*** Begin section ***

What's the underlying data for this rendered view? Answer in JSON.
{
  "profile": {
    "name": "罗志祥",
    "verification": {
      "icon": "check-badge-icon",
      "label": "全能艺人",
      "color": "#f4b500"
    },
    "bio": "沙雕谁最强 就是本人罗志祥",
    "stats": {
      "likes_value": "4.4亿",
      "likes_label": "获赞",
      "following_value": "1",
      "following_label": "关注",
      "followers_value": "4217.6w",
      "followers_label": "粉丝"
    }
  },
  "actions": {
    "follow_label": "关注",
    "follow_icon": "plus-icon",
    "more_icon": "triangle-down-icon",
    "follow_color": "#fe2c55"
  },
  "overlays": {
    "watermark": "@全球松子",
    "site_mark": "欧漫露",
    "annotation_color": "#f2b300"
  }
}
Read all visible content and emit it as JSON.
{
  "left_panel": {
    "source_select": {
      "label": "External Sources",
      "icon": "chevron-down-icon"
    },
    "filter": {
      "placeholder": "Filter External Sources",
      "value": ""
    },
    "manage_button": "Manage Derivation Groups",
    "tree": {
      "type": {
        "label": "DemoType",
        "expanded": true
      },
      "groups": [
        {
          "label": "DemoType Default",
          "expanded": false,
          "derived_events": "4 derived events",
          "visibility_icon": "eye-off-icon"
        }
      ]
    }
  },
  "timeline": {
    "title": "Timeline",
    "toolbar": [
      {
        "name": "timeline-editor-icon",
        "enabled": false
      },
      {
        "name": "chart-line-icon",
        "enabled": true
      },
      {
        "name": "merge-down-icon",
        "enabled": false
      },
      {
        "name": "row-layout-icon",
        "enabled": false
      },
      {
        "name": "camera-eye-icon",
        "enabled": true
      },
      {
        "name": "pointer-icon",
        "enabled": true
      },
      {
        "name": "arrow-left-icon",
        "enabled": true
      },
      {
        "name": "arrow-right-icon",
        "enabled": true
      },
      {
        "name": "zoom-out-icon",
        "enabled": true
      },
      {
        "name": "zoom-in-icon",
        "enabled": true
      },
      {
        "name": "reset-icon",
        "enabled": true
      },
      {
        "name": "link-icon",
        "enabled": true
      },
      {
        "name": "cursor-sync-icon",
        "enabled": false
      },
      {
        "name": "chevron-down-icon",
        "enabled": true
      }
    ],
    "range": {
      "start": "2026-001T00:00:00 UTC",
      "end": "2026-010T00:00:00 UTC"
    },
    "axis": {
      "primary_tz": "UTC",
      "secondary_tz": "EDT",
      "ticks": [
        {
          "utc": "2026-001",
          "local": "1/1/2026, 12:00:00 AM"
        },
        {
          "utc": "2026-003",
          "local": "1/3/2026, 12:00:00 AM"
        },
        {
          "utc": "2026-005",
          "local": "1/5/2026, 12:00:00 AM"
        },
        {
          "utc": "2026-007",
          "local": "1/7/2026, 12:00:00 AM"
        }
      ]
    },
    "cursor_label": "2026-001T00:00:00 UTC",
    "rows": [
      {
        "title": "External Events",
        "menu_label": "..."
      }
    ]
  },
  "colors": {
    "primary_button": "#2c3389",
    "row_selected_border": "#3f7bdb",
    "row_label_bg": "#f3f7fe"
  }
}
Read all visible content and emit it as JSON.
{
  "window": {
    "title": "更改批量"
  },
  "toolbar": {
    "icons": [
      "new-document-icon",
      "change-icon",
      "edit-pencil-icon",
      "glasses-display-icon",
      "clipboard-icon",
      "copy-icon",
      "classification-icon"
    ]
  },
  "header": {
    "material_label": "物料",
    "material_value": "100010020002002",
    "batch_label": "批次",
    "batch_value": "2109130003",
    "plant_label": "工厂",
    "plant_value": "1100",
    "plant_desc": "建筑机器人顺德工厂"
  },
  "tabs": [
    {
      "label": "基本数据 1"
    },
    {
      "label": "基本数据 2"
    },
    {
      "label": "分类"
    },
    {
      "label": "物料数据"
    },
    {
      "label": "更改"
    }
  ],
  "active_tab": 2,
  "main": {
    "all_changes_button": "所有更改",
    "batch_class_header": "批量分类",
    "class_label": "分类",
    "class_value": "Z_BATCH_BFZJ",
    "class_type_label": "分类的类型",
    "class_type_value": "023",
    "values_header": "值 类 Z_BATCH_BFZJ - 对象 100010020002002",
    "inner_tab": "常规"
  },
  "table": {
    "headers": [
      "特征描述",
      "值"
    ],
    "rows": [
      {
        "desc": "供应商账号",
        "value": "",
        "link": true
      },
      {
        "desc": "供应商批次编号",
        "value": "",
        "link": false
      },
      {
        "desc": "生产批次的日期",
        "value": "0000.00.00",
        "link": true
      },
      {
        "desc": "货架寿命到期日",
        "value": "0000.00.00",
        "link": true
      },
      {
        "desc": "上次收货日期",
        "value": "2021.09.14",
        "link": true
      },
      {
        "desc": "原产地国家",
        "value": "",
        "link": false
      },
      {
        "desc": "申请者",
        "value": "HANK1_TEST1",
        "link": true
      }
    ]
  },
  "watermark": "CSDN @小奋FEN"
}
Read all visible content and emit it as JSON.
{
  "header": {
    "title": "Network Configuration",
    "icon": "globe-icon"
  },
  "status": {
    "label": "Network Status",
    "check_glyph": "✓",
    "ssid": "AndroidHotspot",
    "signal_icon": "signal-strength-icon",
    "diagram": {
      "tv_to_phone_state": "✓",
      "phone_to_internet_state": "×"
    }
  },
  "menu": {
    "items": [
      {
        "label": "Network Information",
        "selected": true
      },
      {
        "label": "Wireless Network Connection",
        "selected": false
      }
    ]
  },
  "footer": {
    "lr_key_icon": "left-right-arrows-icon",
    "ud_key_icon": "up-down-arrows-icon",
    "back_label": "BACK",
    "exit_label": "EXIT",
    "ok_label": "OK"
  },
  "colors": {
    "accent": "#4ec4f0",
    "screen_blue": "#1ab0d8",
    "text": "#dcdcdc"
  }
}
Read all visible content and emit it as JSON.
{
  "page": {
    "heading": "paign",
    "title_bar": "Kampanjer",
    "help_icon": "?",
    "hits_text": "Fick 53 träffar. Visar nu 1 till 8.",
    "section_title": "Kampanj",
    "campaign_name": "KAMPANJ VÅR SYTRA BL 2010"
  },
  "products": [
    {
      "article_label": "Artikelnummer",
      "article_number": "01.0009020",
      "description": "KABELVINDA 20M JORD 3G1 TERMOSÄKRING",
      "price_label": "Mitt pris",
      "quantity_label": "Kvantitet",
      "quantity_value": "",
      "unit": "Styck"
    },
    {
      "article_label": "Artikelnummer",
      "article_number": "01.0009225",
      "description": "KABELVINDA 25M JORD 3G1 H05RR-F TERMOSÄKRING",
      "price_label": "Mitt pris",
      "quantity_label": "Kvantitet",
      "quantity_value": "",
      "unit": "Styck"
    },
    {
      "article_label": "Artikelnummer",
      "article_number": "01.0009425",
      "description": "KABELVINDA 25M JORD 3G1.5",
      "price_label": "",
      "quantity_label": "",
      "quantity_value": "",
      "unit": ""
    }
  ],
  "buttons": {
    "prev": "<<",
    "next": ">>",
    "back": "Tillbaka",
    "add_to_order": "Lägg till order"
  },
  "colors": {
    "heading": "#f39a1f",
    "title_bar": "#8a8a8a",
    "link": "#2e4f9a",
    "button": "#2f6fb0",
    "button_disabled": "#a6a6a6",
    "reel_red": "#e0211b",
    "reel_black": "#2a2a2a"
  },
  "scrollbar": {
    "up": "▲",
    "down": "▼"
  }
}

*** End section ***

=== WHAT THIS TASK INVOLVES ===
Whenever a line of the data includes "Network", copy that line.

=== RESPONSE AREA ===
    "title": "Network Configuration",
    "label": "Network Status",
        "label": "Network Information",
        "label": "Wireless Network Connection",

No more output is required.